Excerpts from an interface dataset
————

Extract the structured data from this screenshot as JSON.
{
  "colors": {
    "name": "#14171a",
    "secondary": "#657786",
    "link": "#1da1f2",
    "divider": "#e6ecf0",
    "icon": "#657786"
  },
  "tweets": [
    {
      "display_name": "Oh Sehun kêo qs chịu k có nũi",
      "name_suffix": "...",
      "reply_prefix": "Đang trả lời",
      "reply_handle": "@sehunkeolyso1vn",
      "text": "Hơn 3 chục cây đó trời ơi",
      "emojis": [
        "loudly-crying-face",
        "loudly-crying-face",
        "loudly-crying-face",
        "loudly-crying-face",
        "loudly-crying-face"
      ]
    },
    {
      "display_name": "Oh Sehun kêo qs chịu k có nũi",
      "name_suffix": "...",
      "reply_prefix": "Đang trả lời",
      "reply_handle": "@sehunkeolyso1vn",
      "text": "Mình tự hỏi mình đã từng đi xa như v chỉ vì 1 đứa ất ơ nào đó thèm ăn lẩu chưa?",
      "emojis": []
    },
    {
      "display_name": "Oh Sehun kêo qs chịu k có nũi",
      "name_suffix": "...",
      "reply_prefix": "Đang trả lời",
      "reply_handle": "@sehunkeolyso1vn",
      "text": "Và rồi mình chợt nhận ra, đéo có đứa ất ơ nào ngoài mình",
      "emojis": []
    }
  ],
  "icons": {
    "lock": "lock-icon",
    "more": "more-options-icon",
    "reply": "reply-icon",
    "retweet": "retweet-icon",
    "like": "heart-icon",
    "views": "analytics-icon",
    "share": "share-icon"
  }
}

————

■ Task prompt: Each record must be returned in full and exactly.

■ Finished task:
Extract the structured data from this screenshot as JSON.
{
  "colors": {
    "name": "#14171a",
    "secondary": "#657786",
    "link": "#1da1f2",
    "divider": "#e6ecf0",
    "icon": "#657786"
  },
  "tweets": [
    {
      "display_name": "Oh Sehun kêo qs chịu k có nũi",
      "name_suffix": "...",
      "reply_prefix": "Đang trả lời",
      "reply_handle": "@sehunkeolyso1vn",
      "text": "Hơn 3 chục cây đó trời ơi",
      "emojis": [
        "loudly-crying-face",
        "loudly-crying-face",
        "loudly-crying-face",
        "loudly-crying-face",
        "loudly-crying-face"
      ]
    },
    {
      "display_name": "Oh Sehun kêo qs chịu k có nũi",
      "name_suffix": "...",
      "reply_prefix": "Đang trả lời",
      "reply_handle": "@sehunkeolyso1vn",
      "text": "Mình tự hỏi mình đã từng đi xa như v chỉ vì 1 đứa ất ơ nào đó thèm ăn lẩu chưa?",
      "emojis": []
    },
    {
      "display_name": "Oh Sehun kêo qs chịu k có nũi",
      "name_suffix": "...",
      "reply_prefix": "Đang trả lời",
      "reply_handle": "@sehunkeolyso1vn",
      "text": "Và rồi mình chợt nhận ra, đéo có đứa ất ơ nào ngoài mình",
      "emojis": []
    }
  ],
  "icons": {
    "lock": "lock-icon",
    "more": "more-options-icon",
    "reply": "reply-icon",
    "retweet": "retweet-icon",
    "like": "heart-icon",
    "views": "analytics-icon",
    "share": "share-icon"
  }
}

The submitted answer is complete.